There are many more that you can find through your online brokerage or with your advisor. ESG funds have traditionally been slightly more expensive than non-ESG funds, but the cost has come down significantly over the past few years.
There are also online brokerages that specialize in ESG investing, such as Earthfolio.
How you can get started: "direct" impact investing
"Direct" impact investing takes the most active approach to selecting specific projects, organizations or companies that are working to do something positive to benefit society.
An example is
an investment bringing eye care
to a population that previously did not have access to quality eye care through a mix of hospitals, vision centers, and mobile eye clinics.
This type of investing includes specific, measurable outcomes, often in a local community. For example, number of affordable housing units built in a community, or minority-owned businesses supported.
There are many options for retail investors to get involved in direct impact investing. A few examples include:
How you can get started: 401k or employee retirement plans
If you have a 401k or other retirement account through your employer, do you know what it's invested in?
Just 2.9% of 401k plans have at least one fund dedicated to environmental, social and governance issues, according to
the Plan Sponsor Council of America's
most recent member survey. You are probably invested in companies that extract or refine pollutants, mow down rainforests or mistreat people in some way.
SPDR S&P 500 ETF (SPY)
as an example. The highly-traded ETF tracks the S&P 500 Index and holds 500+ stocks. If you own SPY, you are invested in:
2 tobacco companies
14 weapons companies
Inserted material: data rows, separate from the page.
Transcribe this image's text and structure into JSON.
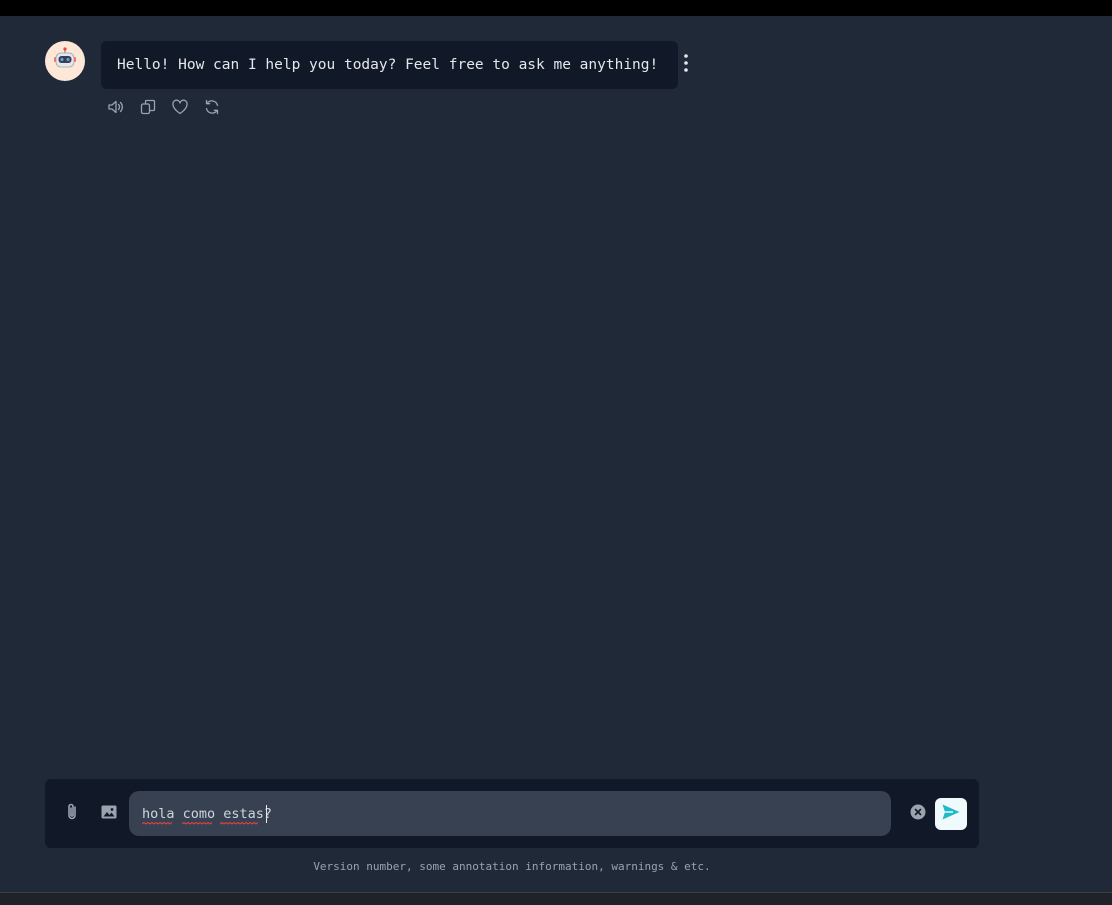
{
  "chat": {
    "messages": [
      {
        "role": "assistant",
        "text": "Hello! How can I help you today? Feel free to ask me anything!",
        "avatar_icon": "robot-icon",
        "actions": [
          "speaker-icon",
          "copy-icon",
          "heart-icon",
          "refresh-icon"
        ]
      }
    ]
  },
  "composer": {
    "input_value": "hola como estas?",
    "buttons": [
      "paperclip-icon",
      "image-icon",
      "clear-icon",
      "send-icon"
    ]
  },
  "footer": {
    "note": "Version number, some annotation information, warnings & etc."
  },
  "colors": {
    "background": "#1f2937",
    "bubble": "#111827",
    "input": "#374151",
    "accent": "#22b8c8",
    "avatar_bg": "#fde7d6"
  }
}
159 companies that have received customer or product fines in the last 3 years
227 companies that have received worker-related fines in the last 3 years
91 companies that have received environmental fines in the last 3 years
24 oil companies
So how can you influence what's in your 401k? Here are a few steps
from the NY Times:
- Someone (or a committee of people) at your employer likely picks or approves the lineup of funds for your 401k. Ask a human resources person (or the president or another leader at a smaller organization)
- Ask if you can see details about what the retirement plan is investing in
- Consider starting small with a single request, such as adding a socially responsible fund focused on large American companies. If that’s successful, work on adding more over time
- Consider requesting a brokerage window (or "self-directed option") with your 401k. This is an option for employees to effectively have their own investment account within their 401k (buy and sell securities through a brokerage platform)
- If there is a sustainability committee, show them how some of the stocks in the retirement plan's funds may not be consistent with the company’s efforts elsewhere
How you can get started: financial advisors
There are a lot of options to start investing for impact. Most financial advisors offer some options to help (such as ESG or socially-responsible funds), and some specialize in impact investing.
If you're thinking about working with an advisor, here are a few questions to ask potential advisors:
How do you evaluate the social and environmental impact of investments?
What ESG or socially-responsible funds could you help me invest in?
How would you tailor my portfolio to achieve impact on the causes I care about?
Some example advisors that could help include:
Financial advisor offering sustainable investments. Donates 20% of revenue to non-profits.
Woman-owned asset manager. Mission is to deliver long term capital appreciation to investors by Investing in Innovation that drives Sustainability.
Ethos is a first-of-its-kind FinTech platform for consumers and investors to align their spending with the causes they care about, including racial justice, workplace safety, climate change, LGBTQ equality, and more.
Ethos lets you select the causes you care about and get personalized ratings of companies, brands, employers and investments, based on hundreds of credible sources.